Record extracts Block Start

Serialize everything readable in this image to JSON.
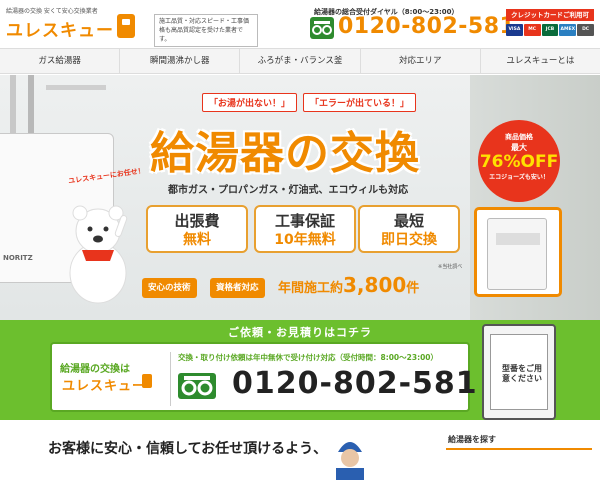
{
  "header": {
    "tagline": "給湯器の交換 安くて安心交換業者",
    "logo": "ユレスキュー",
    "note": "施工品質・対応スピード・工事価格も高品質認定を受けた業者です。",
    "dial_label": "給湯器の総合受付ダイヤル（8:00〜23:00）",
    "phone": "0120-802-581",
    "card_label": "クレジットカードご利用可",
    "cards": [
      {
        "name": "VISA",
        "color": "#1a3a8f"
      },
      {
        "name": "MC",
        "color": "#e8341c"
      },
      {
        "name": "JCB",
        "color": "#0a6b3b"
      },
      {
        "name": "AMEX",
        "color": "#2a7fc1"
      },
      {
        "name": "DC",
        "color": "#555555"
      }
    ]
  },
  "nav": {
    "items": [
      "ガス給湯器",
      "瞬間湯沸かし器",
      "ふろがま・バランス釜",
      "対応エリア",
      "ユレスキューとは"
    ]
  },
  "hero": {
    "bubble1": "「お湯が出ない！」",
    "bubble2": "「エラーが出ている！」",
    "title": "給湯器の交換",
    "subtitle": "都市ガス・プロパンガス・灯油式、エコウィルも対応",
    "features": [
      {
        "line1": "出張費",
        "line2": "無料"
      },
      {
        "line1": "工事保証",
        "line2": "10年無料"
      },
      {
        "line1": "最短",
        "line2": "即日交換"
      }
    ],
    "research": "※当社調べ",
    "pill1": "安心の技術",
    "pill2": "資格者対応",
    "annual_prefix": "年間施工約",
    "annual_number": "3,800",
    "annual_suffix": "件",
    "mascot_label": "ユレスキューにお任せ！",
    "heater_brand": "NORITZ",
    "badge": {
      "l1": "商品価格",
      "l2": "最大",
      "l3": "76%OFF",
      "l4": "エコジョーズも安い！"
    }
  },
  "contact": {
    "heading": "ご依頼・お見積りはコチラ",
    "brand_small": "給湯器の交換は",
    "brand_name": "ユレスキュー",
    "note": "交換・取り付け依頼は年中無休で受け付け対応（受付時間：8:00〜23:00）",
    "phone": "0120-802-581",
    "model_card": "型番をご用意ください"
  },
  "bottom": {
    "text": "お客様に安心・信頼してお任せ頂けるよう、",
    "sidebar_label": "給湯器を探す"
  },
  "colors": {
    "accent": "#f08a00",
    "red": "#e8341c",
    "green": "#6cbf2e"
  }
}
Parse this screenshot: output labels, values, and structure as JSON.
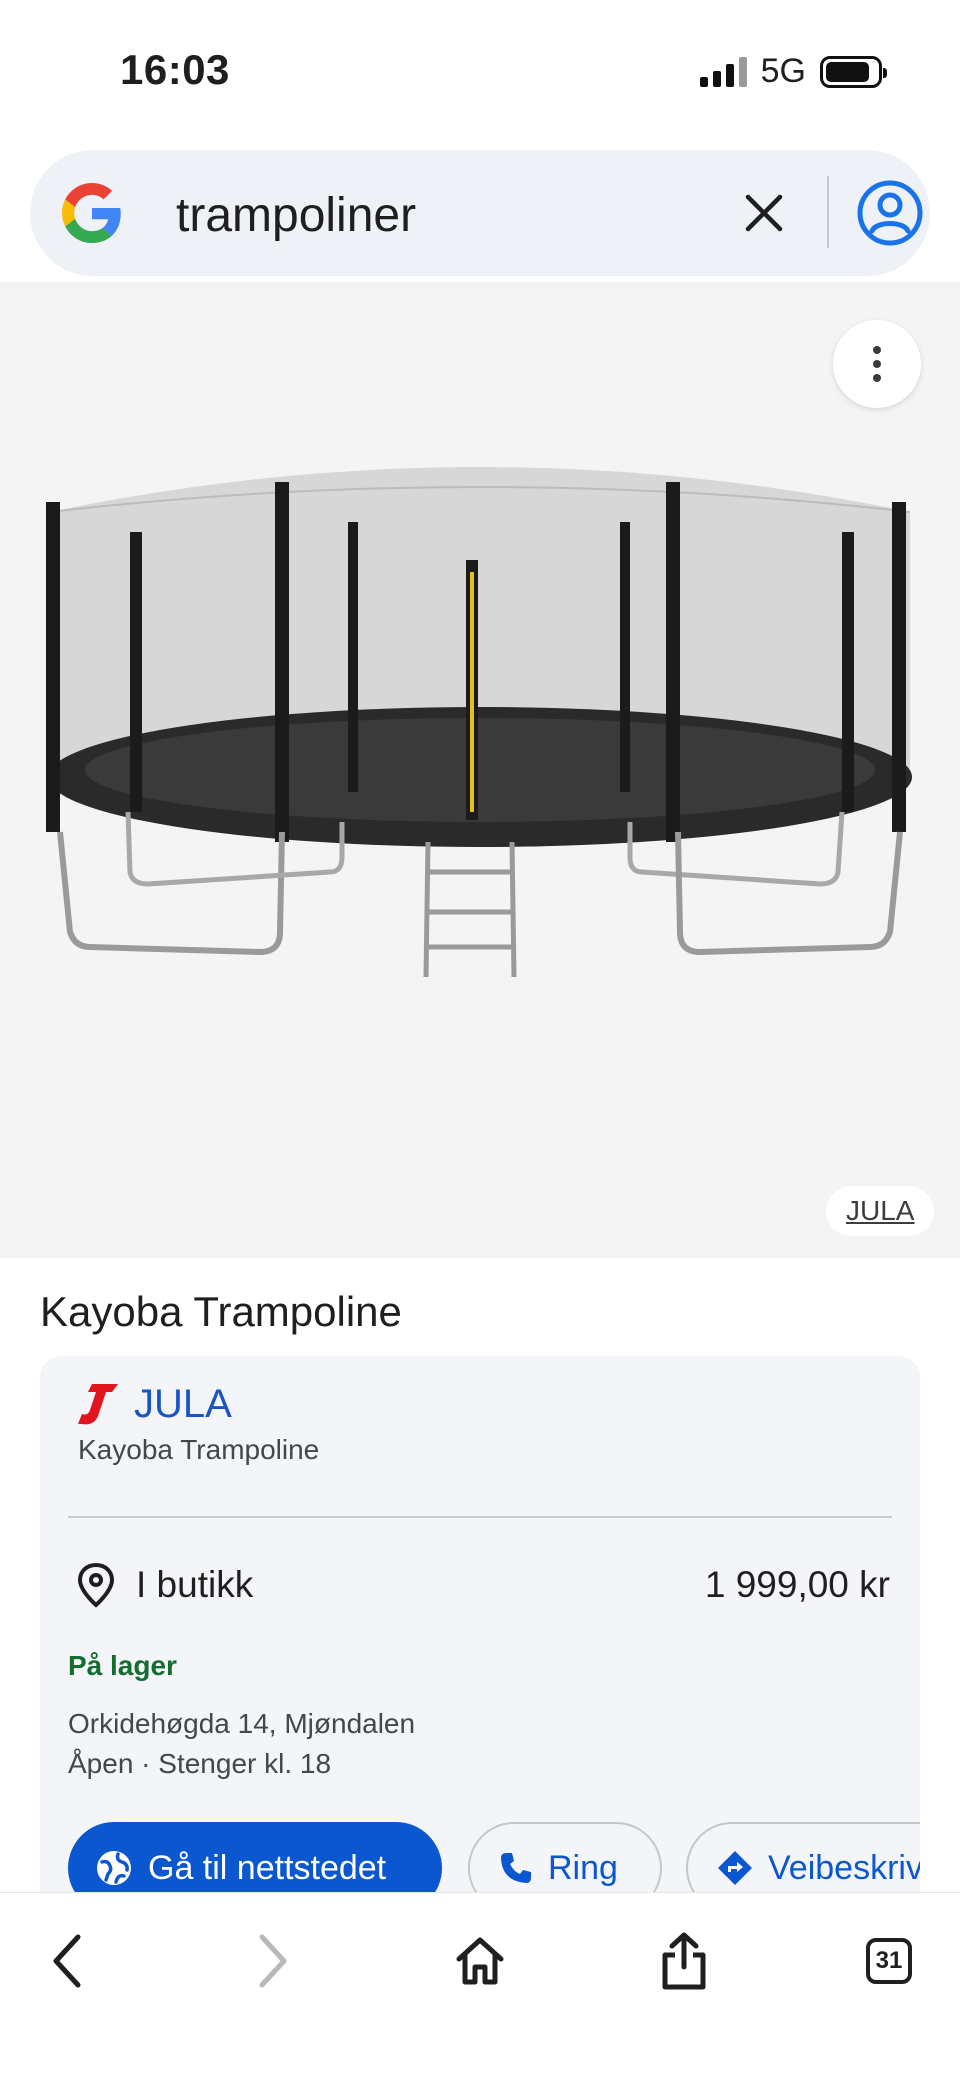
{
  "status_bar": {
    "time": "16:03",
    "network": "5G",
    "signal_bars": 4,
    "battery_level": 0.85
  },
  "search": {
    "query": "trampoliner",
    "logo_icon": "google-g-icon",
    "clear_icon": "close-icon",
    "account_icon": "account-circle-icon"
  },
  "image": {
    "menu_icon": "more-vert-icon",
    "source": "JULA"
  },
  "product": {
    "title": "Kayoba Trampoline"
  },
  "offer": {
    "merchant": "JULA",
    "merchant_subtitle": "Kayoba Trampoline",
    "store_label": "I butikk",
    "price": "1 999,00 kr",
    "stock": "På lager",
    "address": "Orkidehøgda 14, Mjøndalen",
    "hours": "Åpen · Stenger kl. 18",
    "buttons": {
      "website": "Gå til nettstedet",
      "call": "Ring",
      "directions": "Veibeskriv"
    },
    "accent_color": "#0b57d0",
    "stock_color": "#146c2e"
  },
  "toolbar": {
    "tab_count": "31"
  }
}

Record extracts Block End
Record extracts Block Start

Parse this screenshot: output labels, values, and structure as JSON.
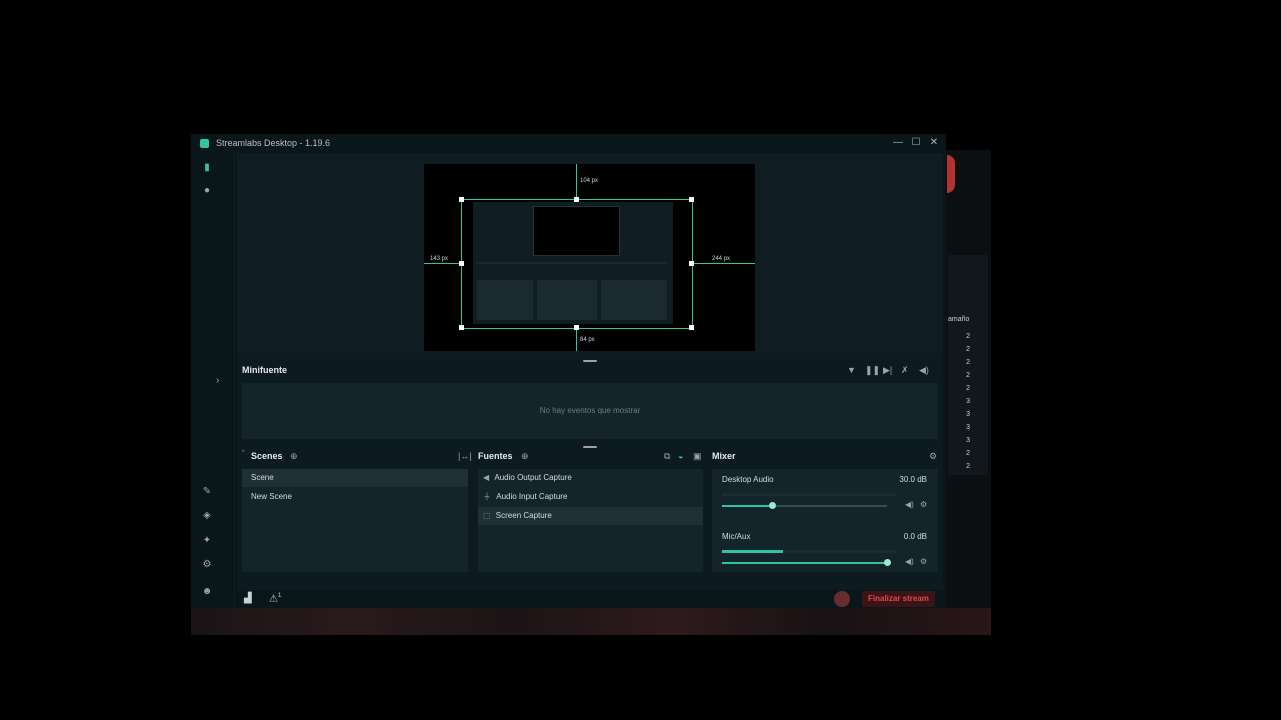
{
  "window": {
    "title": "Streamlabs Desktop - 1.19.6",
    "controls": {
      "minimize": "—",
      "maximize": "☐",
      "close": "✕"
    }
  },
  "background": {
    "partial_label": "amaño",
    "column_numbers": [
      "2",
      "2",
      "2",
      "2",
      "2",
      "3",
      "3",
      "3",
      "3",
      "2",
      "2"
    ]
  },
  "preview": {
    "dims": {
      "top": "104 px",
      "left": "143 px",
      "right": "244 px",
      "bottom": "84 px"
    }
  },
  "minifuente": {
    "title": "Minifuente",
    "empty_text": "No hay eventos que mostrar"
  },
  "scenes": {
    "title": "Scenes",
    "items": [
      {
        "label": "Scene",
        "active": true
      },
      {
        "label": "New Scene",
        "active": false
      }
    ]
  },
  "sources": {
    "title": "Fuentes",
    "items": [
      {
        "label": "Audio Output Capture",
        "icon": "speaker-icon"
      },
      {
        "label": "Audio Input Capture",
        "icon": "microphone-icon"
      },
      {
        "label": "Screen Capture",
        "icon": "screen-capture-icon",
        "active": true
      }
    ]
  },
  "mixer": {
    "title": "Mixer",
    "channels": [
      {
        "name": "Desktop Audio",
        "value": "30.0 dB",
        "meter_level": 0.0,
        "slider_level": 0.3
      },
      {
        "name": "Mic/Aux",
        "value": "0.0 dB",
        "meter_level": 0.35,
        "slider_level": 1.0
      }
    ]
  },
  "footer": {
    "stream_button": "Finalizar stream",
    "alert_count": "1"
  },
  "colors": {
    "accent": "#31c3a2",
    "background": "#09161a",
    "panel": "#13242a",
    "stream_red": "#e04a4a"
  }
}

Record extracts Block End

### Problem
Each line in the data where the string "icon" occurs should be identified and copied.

### Result for this exercise
    "logo_icon": "google-g-icon",
    "clear_icon": "close-icon",
    "account_icon": "account-circle-icon"
    "menu_icon": "more-vert-icon",
        "icon": "speaker-icon"
        "icon": "microphone-icon"
        "icon": "screen-capture-icon",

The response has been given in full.